### Required action:
Type the records out again in full, exactly.

### Data:

- Opening Delimiter -

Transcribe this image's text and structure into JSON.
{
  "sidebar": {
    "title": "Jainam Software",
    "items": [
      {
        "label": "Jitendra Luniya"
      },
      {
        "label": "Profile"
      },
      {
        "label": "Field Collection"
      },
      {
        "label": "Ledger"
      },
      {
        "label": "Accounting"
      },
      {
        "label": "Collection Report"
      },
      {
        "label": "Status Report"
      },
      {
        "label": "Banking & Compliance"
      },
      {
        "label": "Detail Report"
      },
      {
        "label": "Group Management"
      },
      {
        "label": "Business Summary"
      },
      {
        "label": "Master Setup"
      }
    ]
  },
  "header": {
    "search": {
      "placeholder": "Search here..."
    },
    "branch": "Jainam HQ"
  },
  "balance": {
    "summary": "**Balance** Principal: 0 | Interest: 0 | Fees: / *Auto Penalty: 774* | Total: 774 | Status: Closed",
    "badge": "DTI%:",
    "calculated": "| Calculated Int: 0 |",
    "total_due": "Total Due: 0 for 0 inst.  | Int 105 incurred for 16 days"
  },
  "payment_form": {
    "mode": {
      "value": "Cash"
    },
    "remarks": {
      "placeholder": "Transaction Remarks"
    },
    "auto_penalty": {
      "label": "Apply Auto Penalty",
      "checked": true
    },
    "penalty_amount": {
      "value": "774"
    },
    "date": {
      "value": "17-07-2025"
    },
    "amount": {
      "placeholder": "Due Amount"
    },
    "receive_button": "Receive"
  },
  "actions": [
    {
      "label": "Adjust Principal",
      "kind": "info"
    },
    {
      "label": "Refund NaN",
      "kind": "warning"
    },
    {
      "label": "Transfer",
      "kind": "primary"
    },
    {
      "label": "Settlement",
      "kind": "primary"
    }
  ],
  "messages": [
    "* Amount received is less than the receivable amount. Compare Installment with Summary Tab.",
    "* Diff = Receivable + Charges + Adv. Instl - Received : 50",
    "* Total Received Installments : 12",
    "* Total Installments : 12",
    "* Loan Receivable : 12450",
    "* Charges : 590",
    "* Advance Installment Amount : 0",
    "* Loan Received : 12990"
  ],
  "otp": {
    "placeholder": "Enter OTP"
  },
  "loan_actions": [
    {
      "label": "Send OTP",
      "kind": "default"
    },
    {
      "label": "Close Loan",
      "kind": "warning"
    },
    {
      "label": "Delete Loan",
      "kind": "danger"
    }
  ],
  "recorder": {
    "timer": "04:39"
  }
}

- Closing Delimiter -

### Solved problem:
Transcribe this image's text and structure into JSON.
{
  "sidebar": {
    "title": "Jainam Software",
    "items": [
      {
        "label": "Jitendra Luniya"
      },
      {
        "label": "Profile"
      },
      {
        "label": "Field Collection"
      },
      {
        "label": "Ledger"
      },
      {
        "label": "Accounting"
      },
      {
        "label": "Collection Report"
      },
      {
        "label": "Status Report"
      },
      {
        "label": "Banking & Compliance"
      },
      {
        "label": "Detail Report"
      },
      {
        "label": "Group Management"
      },
      {
        "label": "Business Summary"
      },
      {
        "label": "Master Setup"
      }
    ]
  },
  "header": {
    "search": {
      "placeholder": "Search here..."
    },
    "branch": "Jainam HQ"
  },
  "balance": {
    "summary": "**Balance** Principal: 0 | Interest: 0 | Fees: / *Auto Penalty: 774* | Total: 774 | Status: Closed",
    "badge": "DTI%:",
    "calculated": "| Calculated Int: 0 |",
    "total_due": "Total Due: 0 for 0 inst.  | Int 105 incurred for 16 days"
  },
  "payment_form": {
    "mode": {
      "value": "Cash"
    },
    "remarks": {
      "placeholder": "Transaction Remarks"
    },
    "auto_penalty": {
      "label": "Apply Auto Penalty",
      "checked": true
    },
    "penalty_amount": {
      "value": "774"
    },
    "date": {
      "value": "17-07-2025"
    },
    "amount": {
      "placeholder": "Due Amount"
    },
    "receive_button": "Receive"
  },
  "actions": [
    {
      "label": "Adjust Principal",
      "kind": "info"
    },
    {
      "label": "Refund NaN",
      "kind": "warning"
    },
    {
      "label": "Transfer",
      "kind": "primary"
    },
    {
      "label": "Settlement",
      "kind": "primary"
    }
  ],
  "messages": [
    "* Amount received is less than the receivable amount. Compare Installment with Summary Tab.",
    "* Diff = Receivable + Charges + Adv. Instl - Received : 50",
    "* Total Received Installments : 12",
    "* Total Installments : 12",
    "* Loan Receivable : 12450",
    "* Charges : 590",
    "* Advance Installment Amount : 0",
    "* Loan Received : 12990"
  ],
  "otp": {
    "placeholder": "Enter OTP"
  },
  "loan_actions": [
    {
      "label": "Send OTP",
      "kind": "default"
    },
    {
      "label": "Close Loan",
      "kind": "warning"
    },
    {
      "label": "Delete Loan",
      "kind": "danger"
    }
  ],
  "recorder": {
    "timer": "04:39"
  }
}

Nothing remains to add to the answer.